▶ **TASK TO COMPLETE**
When the records are reproduced, each one must match exactly, and no picture may be kept.
*** Opening DATA UNDER STUDY ***
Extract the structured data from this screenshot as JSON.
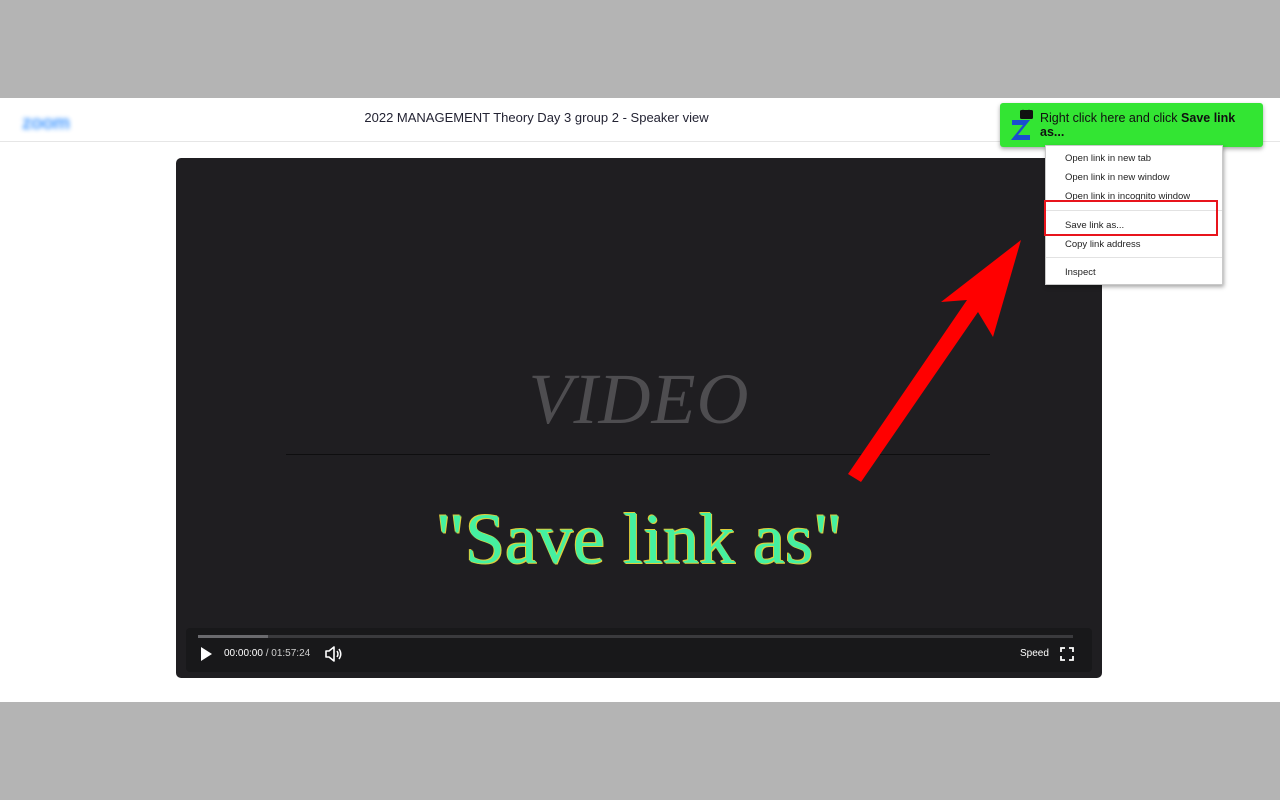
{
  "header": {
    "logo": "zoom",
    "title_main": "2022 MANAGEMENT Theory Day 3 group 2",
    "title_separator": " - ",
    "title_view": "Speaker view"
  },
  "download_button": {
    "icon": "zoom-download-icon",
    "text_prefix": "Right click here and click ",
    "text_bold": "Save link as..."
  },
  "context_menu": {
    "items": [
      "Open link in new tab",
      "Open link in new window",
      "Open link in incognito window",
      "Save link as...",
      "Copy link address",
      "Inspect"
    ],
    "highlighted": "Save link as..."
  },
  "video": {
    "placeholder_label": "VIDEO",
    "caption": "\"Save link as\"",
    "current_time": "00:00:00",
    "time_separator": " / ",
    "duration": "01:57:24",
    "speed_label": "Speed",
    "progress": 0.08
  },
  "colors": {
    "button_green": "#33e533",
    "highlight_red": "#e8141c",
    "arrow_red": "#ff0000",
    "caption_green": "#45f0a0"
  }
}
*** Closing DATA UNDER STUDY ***
▶ **SOLUTION**
Extract the structured data from this screenshot as JSON.
{
  "header": {
    "logo": "zoom",
    "title_main": "2022 MANAGEMENT Theory Day 3 group 2",
    "title_separator": " - ",
    "title_view": "Speaker view"
  },
  "download_button": {
    "icon": "zoom-download-icon",
    "text_prefix": "Right click here and click ",
    "text_bold": "Save link as..."
  },
  "context_menu": {
    "items": [
      "Open link in new tab",
      "Open link in new window",
      "Open link in incognito window",
      "Save link as...",
      "Copy link address",
      "Inspect"
    ],
    "highlighted": "Save link as..."
  },
  "video": {
    "placeholder_label": "VIDEO",
    "caption": "\"Save link as\"",
    "current_time": "00:00:00",
    "time_separator": " / ",
    "duration": "01:57:24",
    "speed_label": "Speed",
    "progress": 0.08
  },
  "colors": {
    "button_green": "#33e533",
    "highlight_red": "#e8141c",
    "arrow_red": "#ff0000",
    "caption_green": "#45f0a0"
  }
}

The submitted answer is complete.